◆ **EXTRACTED INFORMATION**:
* * *

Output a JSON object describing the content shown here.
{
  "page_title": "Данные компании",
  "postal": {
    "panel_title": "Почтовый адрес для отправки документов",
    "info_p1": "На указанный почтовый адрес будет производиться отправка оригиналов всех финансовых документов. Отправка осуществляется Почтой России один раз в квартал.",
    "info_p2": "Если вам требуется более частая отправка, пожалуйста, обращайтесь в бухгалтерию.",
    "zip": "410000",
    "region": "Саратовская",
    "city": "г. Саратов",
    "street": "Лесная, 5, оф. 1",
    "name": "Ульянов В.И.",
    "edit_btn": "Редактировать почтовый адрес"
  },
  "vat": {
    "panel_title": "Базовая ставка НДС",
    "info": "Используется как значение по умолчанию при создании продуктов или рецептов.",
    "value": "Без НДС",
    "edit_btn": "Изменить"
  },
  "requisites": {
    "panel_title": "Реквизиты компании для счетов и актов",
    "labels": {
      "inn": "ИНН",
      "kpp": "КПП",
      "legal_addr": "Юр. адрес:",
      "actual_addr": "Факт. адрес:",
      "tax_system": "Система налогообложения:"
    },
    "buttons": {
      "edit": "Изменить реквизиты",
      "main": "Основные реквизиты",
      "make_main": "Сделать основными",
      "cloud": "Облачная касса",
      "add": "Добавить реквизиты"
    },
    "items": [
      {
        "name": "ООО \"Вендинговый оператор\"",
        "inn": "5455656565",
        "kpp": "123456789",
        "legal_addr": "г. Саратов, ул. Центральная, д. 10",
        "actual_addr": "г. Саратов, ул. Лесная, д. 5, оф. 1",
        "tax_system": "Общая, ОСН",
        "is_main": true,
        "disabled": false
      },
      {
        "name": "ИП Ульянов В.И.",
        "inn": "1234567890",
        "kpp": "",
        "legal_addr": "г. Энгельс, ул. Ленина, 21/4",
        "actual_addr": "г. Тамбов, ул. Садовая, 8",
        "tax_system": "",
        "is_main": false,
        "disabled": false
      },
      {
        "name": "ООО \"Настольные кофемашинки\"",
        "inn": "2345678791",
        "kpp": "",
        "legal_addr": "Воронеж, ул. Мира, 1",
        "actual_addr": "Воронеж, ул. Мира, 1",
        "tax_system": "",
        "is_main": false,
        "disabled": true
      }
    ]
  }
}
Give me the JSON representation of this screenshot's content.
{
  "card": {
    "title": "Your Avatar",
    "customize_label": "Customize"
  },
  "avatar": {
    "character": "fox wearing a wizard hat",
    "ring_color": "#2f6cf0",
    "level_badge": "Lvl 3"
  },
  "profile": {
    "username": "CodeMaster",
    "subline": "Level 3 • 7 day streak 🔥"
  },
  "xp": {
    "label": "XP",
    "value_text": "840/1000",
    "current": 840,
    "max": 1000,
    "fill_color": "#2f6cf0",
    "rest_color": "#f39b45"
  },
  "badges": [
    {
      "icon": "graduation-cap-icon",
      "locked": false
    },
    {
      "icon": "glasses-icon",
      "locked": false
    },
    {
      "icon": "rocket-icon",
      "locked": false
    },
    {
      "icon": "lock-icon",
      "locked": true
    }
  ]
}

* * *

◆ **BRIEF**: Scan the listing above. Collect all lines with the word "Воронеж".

◆ **YOUR SOLUTION**:
        "legal_addr": "Воронеж, ул. Мира, 1",
        "actual_addr": "Воронеж, ул. Мира, 1",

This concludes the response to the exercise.